אניטה גריבלדי על סוס, רומא, 1932
Anita Garibaldi on a Horse, Rome 1932

Whether Beyoncé was thinking of Garibaldi's Brazilian wife is unknown, but surely, she was thinking of Lady Godiva, the 11th-century Anglo-Saxon noblewoman. According to the legend, after her husband, the ruler of Coventry city, imposed taxes on his subjects, he promised to ease the burden only if his wife would ride a horse naked through the city streets. Surprisingly, she agreed.

If so, what are the symbolic meanings of presenting a woman on a horse? These values ​​that seem contradictory at times, produce a complex and multi-layered, though somewhat worn-out statement when interwoven with each other: femininity and masculinity, sensuality and strength, softness and determination, vulnerability and assertiveness.


ליידי גודייבה על סוס, ג׳ון קולייר, 1897 לערך.
Lady Godiva on a Horse, John Collier, circa 1897


In the context of the Revival and Survival discussion, it should be noted that conclusive proof is not always necessary when it comes to the relationship between the contemporary work and a previously existing artwork. In our case, the viewer's broad (and likely) familiarity with the ‘surviving’ iconography of horsemen and horsewomen, allows us to presume that Beyoncé considered all the aspects mentioned above and could trust us to understand them, or at least most of them.

And so, in the variety of texts reviewing the album cover published in the last few days, the option of it being a nod toward Bianca Jagger was mentioned, since the famous photograph of her on a white horse in the legendary New York club Studio54 (1977) turned into a sensation positioning her as an ultimate ‘It Girl’. Others referred to Beyoncé’s Texan heritage, being born in Houston. In any case, it is not a ‘Renaissance’ that we are talking about, but another link in a continuous chain. Sometimes the messages conveyed are layered and sometimes we’re left with a cliché. And unfortunately, it seems that this is what happened to Queen B this time.

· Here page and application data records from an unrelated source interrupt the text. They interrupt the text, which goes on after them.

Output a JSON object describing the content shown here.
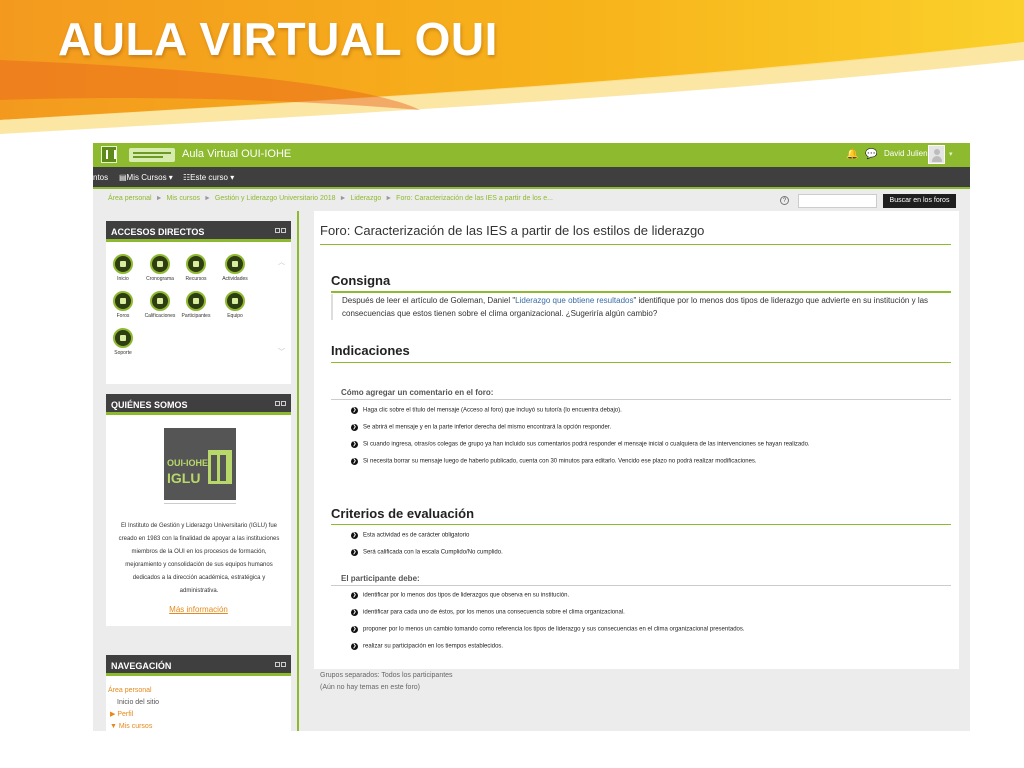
{
  "slide": {
    "title": "AULA VIRTUAL OUI",
    "banner_colors": [
      "#f39a1e",
      "#f8c31a",
      "#e8621c"
    ]
  },
  "topbar": {
    "site_title": "Aula Virtual OUI-IOHE",
    "bell_icon": "🔔",
    "chat_icon": "💬",
    "user_name": "David Julien",
    "caret": "▾",
    "accent_color": "#8dba2f"
  },
  "navbar": {
    "items": [
      {
        "label": "ntos"
      },
      {
        "label": "▤Mis Cursos ▾"
      },
      {
        "label": "☷Este curso ▾"
      }
    ]
  },
  "breadcrumb": {
    "items": [
      "Área personal",
      "Mis cursos",
      "Gestión y Liderazgo Universitario 2018",
      "Liderazgo",
      "Foro: Caracterización de las IES a partir de los e..."
    ],
    "separator": "►"
  },
  "search": {
    "placeholder": "",
    "button_label": "Buscar en los foros",
    "help": "?"
  },
  "accesos": {
    "title": "ACCESOS DIRECTOS",
    "icons": [
      {
        "label": "Inicio",
        "name": "home-icon"
      },
      {
        "label": "Cronograma",
        "name": "calendar-icon"
      },
      {
        "label": "Recursos",
        "name": "folder-icon"
      },
      {
        "label": "Actividades",
        "name": "pencil-icon"
      },
      {
        "label": "Foros",
        "name": "chat-bubble-icon"
      },
      {
        "label": "Calificaciones",
        "name": "check-icon"
      },
      {
        "label": "Participantes",
        "name": "graduation-cap-icon"
      },
      {
        "label": "Equipo",
        "name": "team-icon"
      },
      {
        "label": "Soporte",
        "name": "wrench-icon"
      }
    ],
    "scroll_up": "︿",
    "scroll_down": "﹀"
  },
  "quienes": {
    "title": "QUIÉNES SOMOS",
    "logo_line1": "OUI-IOHE",
    "logo_line2": "IGLU",
    "text": "El Instituto de Gestión y Liderazgo Universitario (IGLU) fue creado en 1983 con la finalidad de apoyar a las instituciones miembros de la OUI en los procesos de formación, mejoramiento y consolidación de sus equipos humanos dedicados a la dirección académica, estratégica y administrativa.",
    "more_link": "Más información"
  },
  "navegacion": {
    "title": "NAVEGACIÓN",
    "items": [
      "Área personal",
      "Inicio del sitio",
      "▶ Perfil",
      "▼ Mis cursos"
    ]
  },
  "forum": {
    "title": "Foro: Caracterización de las IES a partir de los estilos de liderazgo",
    "consigna_heading": "Consigna",
    "consigna_pre": "Después de leer el artículo de Goleman, Daniel \"",
    "consigna_link": "Liderazgo que obtiene resultados",
    "consigna_post": "\" identifique por lo menos dos tipos de liderazgo que advierte en su institución y las consecuencias que estos tienen sobre el clima organizacional. ¿Sugeriría algún cambio?",
    "indicaciones_heading": "Indicaciones",
    "como_heading": "Cómo agregar un comentario en el foro:",
    "como_items": [
      "Haga clic sobre el título del mensaje (Acceso al foro) que incluyó su tutor/a (lo encuentra debajo).",
      "Se abrirá el mensaje y en la parte inferior derecha del mismo encontrará la opción responder.",
      "Si cuando ingresa, otras/os colegas de grupo ya han incluido sus comentarios podrá responder el mensaje inicial o cualquiera de las intervenciones se hayan realizado.",
      "Si necesita borrar su mensaje luego de haberlo publicado, cuenta con 30 minutos para editarlo. Vencido ese plazo no podrá realizar modificaciones."
    ],
    "criterios_heading": "Criterios de evaluación",
    "criterios_items": [
      "Esta actividad es de carácter obligatorio",
      "Será calificada con la escala Cumplido/No cumplido."
    ],
    "participante_heading": "El participante debe:",
    "participante_items": [
      "identificar por lo menos dos tipos de liderazgos que observa en su institución.",
      "identificar para cada uno de éstos, por los menos una consecuencia sobre el clima organizacional.",
      "proponer por lo menos un cambio tomando como referencia los tipos de liderazgo y sus consecuencias en el clima organizacional presentados.",
      "realizar su participación en los tiempos establecidos."
    ],
    "bullet_glyph": "❯"
  },
  "footer": {
    "groups": "Grupos separados: Todos los participantes",
    "no_topics": "(Aún no hay temas en este foro)"
  }
}
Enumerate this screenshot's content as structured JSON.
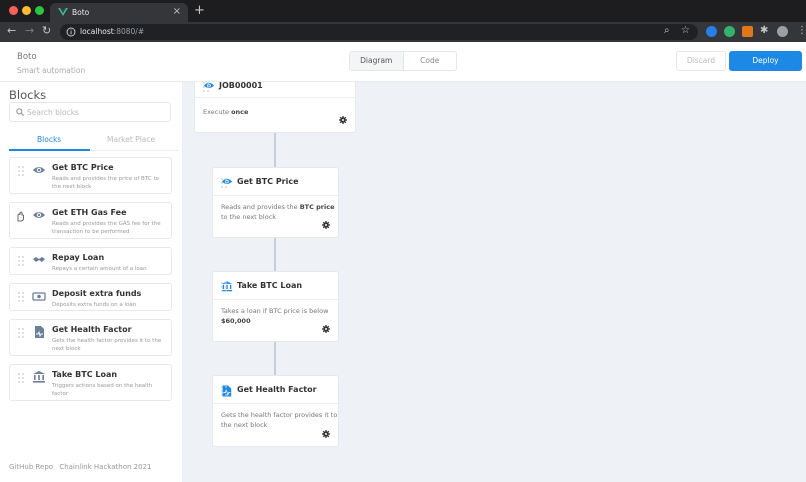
{
  "browser": {
    "tab_title": "Boto",
    "url_host": "localhost",
    "url_rest": ":8080/#"
  },
  "header": {
    "app_name": "Boto",
    "app_subtitle": "Smart automation",
    "view_tabs": [
      "Diagram",
      "Code"
    ],
    "discard_label": "Discard",
    "deploy_label": "Deploy"
  },
  "sidebar": {
    "title": "Blocks",
    "search_placeholder": "Search blocks",
    "tabs": [
      "Blocks",
      "Market Place"
    ],
    "blocks": [
      {
        "name": "Get BTC Price",
        "desc": "Reads and provides the price of BTC to the next block",
        "icon": "eye-icon"
      },
      {
        "name": "Get ETH Gas Fee",
        "desc": "Reads and provides the GAS fee for the transaction to be performed",
        "icon": "eye-icon"
      },
      {
        "name": "Repay Loan",
        "desc": "Repays a certain amount of a loan",
        "icon": "handshake-icon"
      },
      {
        "name": "Deposit extra funds",
        "desc": "Deposits extra funds on a loan",
        "icon": "money-icon"
      },
      {
        "name": "Get Health Factor",
        "desc": "Gets the health factor provides it to the next block",
        "icon": "health-doc-icon"
      },
      {
        "name": "Take BTC Loan",
        "desc": "Triggers actions based on the health factor",
        "icon": "bank-icon"
      }
    ],
    "footer_links": [
      "GitHub Repo",
      "Chainlink Hackathon 2021"
    ]
  },
  "canvas": {
    "job": {
      "name": "JOB00001",
      "exec_prefix": "Execute",
      "exec_value": "once"
    },
    "nodes": [
      {
        "name": "Get BTC Price",
        "body_1": "Reads and provides the",
        "body_bold": "BTC price",
        "body_2": "to the next block",
        "icon": "eye-icon"
      },
      {
        "name": "Take BTC Loan",
        "body_1": "Takes a loan if BTC price is below",
        "body_bold": "$60,000",
        "body_2": "",
        "icon": "bank-icon"
      },
      {
        "name": "Get Health Factor",
        "body_1": "Gets the health factor provides it to the next block",
        "body_bold": "",
        "body_2": "",
        "icon": "health-doc-icon"
      }
    ]
  },
  "colors": {
    "accent": "#1e88e5",
    "canvas_bg": "#eef1f5"
  }
}
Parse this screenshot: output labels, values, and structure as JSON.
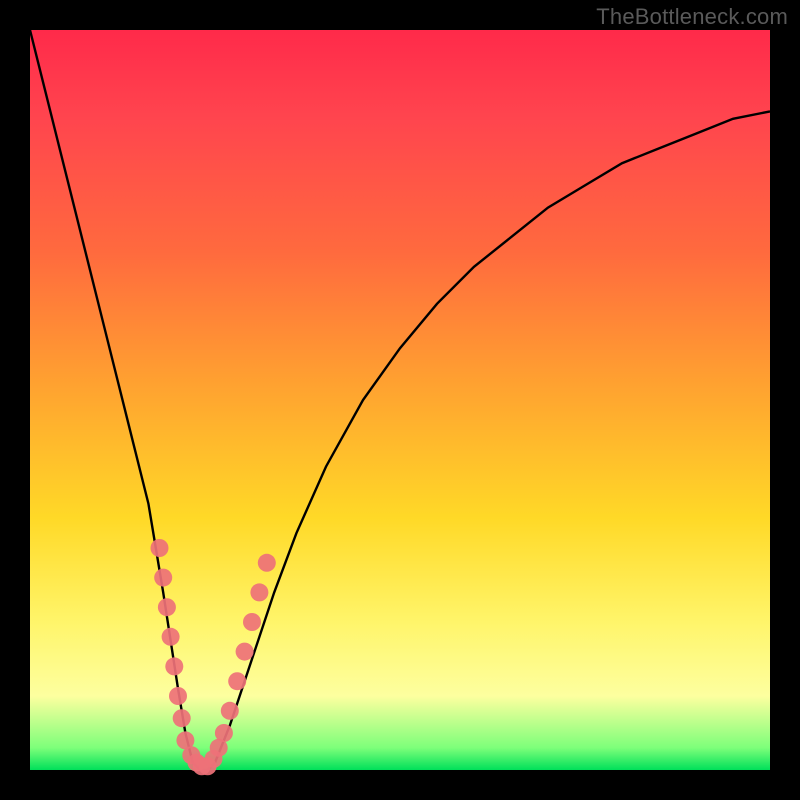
{
  "watermark": "TheBottleneck.com",
  "chart_data": {
    "type": "line",
    "title": "",
    "xlabel": "",
    "ylabel": "",
    "xlim": [
      0,
      100
    ],
    "ylim": [
      0,
      100
    ],
    "series": [
      {
        "name": "bottleneck-curve",
        "x": [
          0,
          2,
          4,
          6,
          8,
          10,
          12,
          14,
          16,
          18,
          20,
          21,
          22,
          23,
          24,
          25,
          27,
          30,
          33,
          36,
          40,
          45,
          50,
          55,
          60,
          65,
          70,
          75,
          80,
          85,
          90,
          95,
          100
        ],
        "y": [
          100,
          92,
          84,
          76,
          68,
          60,
          52,
          44,
          36,
          24,
          11,
          5,
          1,
          0,
          0,
          1,
          6,
          15,
          24,
          32,
          41,
          50,
          57,
          63,
          68,
          72,
          76,
          79,
          82,
          84,
          86,
          88,
          89
        ]
      }
    ],
    "scatter_overlay": {
      "name": "sample-points",
      "points": [
        {
          "x": 17.5,
          "y": 30
        },
        {
          "x": 18.0,
          "y": 26
        },
        {
          "x": 18.5,
          "y": 22
        },
        {
          "x": 19.0,
          "y": 18
        },
        {
          "x": 19.5,
          "y": 14
        },
        {
          "x": 20.0,
          "y": 10
        },
        {
          "x": 20.5,
          "y": 7
        },
        {
          "x": 21.0,
          "y": 4
        },
        {
          "x": 21.8,
          "y": 2
        },
        {
          "x": 22.5,
          "y": 1
        },
        {
          "x": 23.2,
          "y": 0.5
        },
        {
          "x": 24.0,
          "y": 0.5
        },
        {
          "x": 24.8,
          "y": 1.5
        },
        {
          "x": 25.5,
          "y": 3
        },
        {
          "x": 26.2,
          "y": 5
        },
        {
          "x": 27.0,
          "y": 8
        },
        {
          "x": 28.0,
          "y": 12
        },
        {
          "x": 29.0,
          "y": 16
        },
        {
          "x": 30.0,
          "y": 20
        },
        {
          "x": 31.0,
          "y": 24
        },
        {
          "x": 32.0,
          "y": 28
        }
      ]
    },
    "gradient_stops": [
      {
        "pos": 0,
        "color": "#ff2a4a"
      },
      {
        "pos": 30,
        "color": "#ff6a3e"
      },
      {
        "pos": 66,
        "color": "#ffd927"
      },
      {
        "pos": 90,
        "color": "#fdff9f"
      },
      {
        "pos": 100,
        "color": "#00e05a"
      }
    ]
  }
}
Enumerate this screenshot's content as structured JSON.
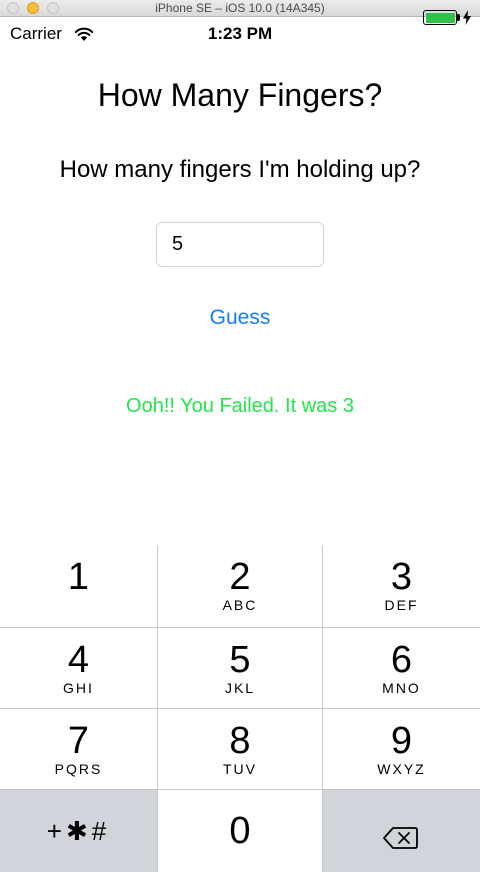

ביאנקה ג׳אגר על סוס, סטודיו 54, 1977
Bianca Jagger on horseback, Studio 54, 1977


Dr. Naomi Meiri-Dan
Lecturer in the Department of Visual and Material Culture